    From the Detroit News:
    Former Studebaker and Loewy designer Dick Caleal designed the 1949 Ford on his kitchen table in Mishawauka, Ind. But what the story does NOT say is that Caleal had a lot of help from Studebaker designer Robert "Bob" Bourke!!


    Lew Schucart
    Editor, Avanti Magazine
    Lew Schucart
    Editor, Avanti Magazine

  • #2
    I copied and pasted the obituary because I was afraid the url would go away after a day or two and we would lose it.

    Richard D. Caleal, Farmington Hills

    Car buff designed 1949 Ford

    Mark Hicks / The Detroit News

    At age 7, after admiring an elegant Rolls-Royce Silver Ghost that rolled past his Lansing home, Richard David Caleal grabbed a pencil and designed his first car.

    In his 30s, he designed the prototype quarter-scale for the 1949 Ford, touted as "the car that saved an empire."

    In later years, the designer kept a notepad on his nightstand so he could sketch the futuristic cars that roared through his dreams.

    "He lived, breathed, loved automobiles more than anything," said his daughter, Mary Geo Stephenson. "He was the ultimate car guy."

    Mr. Caleal, a noted automobile designer credited with providing the concept for the 1949 Ford, died Saturday, Sept. 16, 2006, at Heartland West Bloomfield Nursing Home. He was 94.

    Born Sept. 2, 1912, in Lansing, he graduated from Eastern High School before working at a wallpaper store where he displayed his drawings in showcase windows.
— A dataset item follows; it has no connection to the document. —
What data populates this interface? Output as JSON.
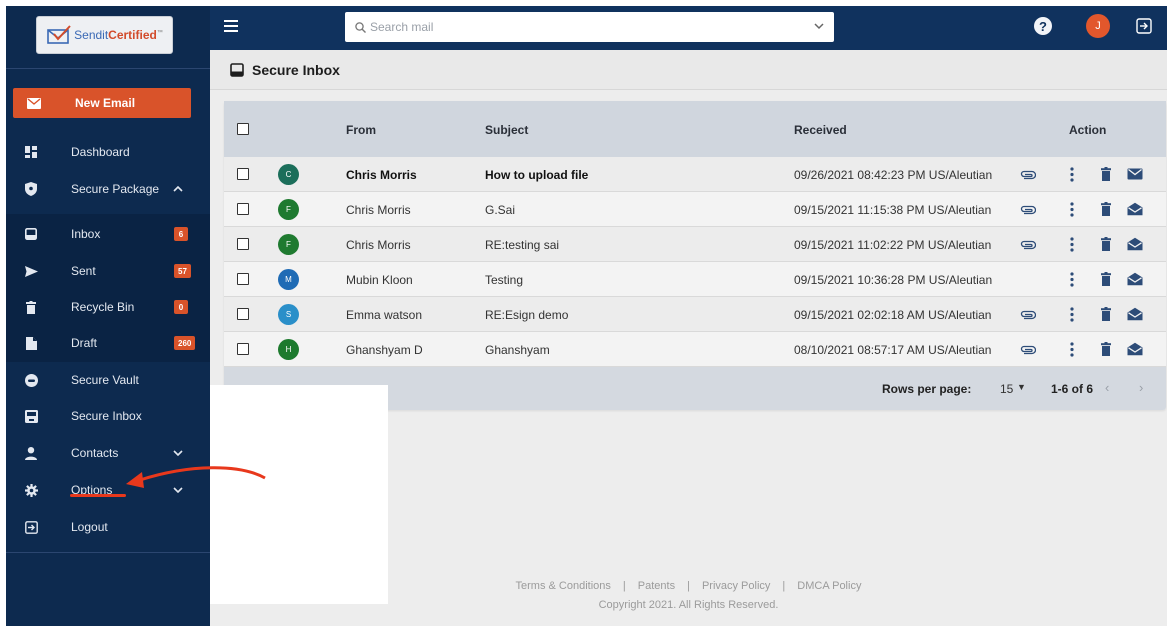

    A passer-by referred him to REO Motor Car Co., where he began designing and styling.

    Mr. Caleal spent stints at General Motors Corp., Hudson and Packard before being hired at Studebaker, where he joined a design team led by renowned industrial designer Raymond Loewy.

    In 1946 he became a freelance designer at Ford Motor Co. for George Walker, whom Henry Ford II had awarded a contract to design the 1949 Ford.
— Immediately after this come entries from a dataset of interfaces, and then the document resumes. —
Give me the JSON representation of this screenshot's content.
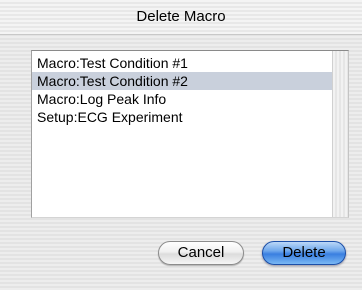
{
  "dialog": {
    "title": "Delete Macro"
  },
  "list": {
    "items": [
      {
        "label": "Macro:Test Condition #1",
        "selected": false
      },
      {
        "label": "Macro:Test Condition #2",
        "selected": true
      },
      {
        "label": "Macro:Log Peak Info",
        "selected": false
      },
      {
        "label": "Setup:ECG Experiment",
        "selected": false
      }
    ]
  },
  "buttons": {
    "cancel_label": "Cancel",
    "delete_label": "Delete"
  },
  "colors": {
    "selection": "#c9d0dc",
    "default_button": "#3a7fe0"
  }
}
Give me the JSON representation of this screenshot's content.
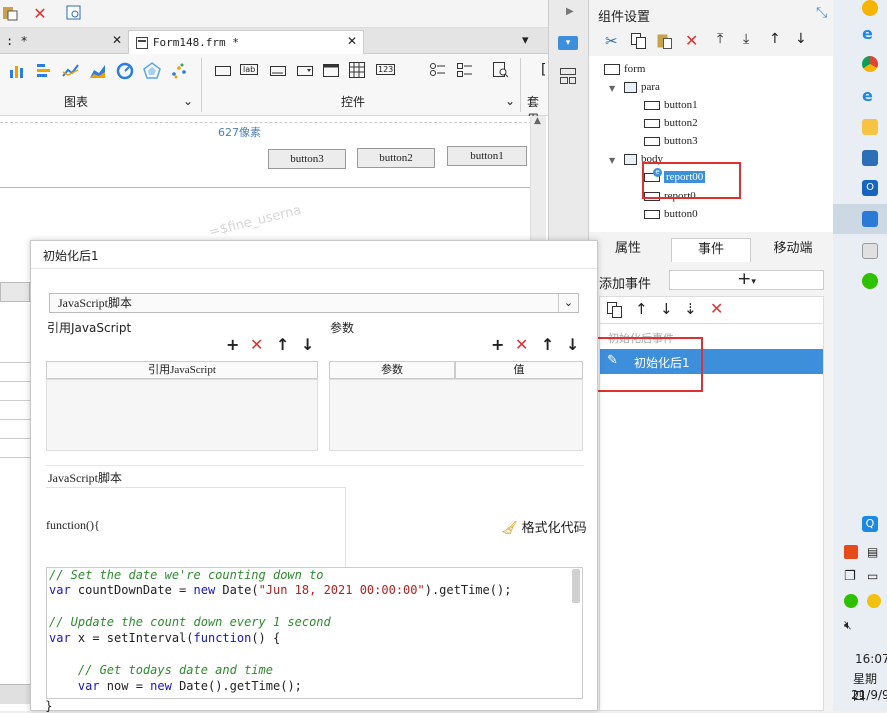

    Given just three weeks to devise a concept, Mr. Caleal returned to his bungalow in Mishawaka, Ind., where he tinkered on plans at his kitchen table.

    He produced a prototype quarter-scale model that deviated from Ford's earlier models with its slightly shorter, sleeker, slab-sided style.

    Soon after seeing the plaster model, Stephenson said, Henry Ford II pointed and declared, "That's my model."

    After some alterations -- a spinner grille and horizontal taillight -- the car went into production. The 1949 car reversed Ford's financial fortune, generating more than 1 million in sales and some $177 million in profit.

    Though other stylists claimed the design, and Mr. Caleal was omitted from several works mentioning the car, Ford and the American Arab Chamber of Commerce honored the designer for his efforts during the "Building Economic Bridges" banquet in December 2003.

    His work is honored in exhibits at the Henry Ford Museum and the Arab American National Museum in Dearborn.

    Besides his daughter, survivors include his wife, Margaret; two sons, Richard Jr. and Daniel; and four grandchildren.

    Services will be 10:30 a.m. Saturday at Saint Fabian Catholic Church, 32200 W. 12 Mile, Farmington Hills.

    Dwain G.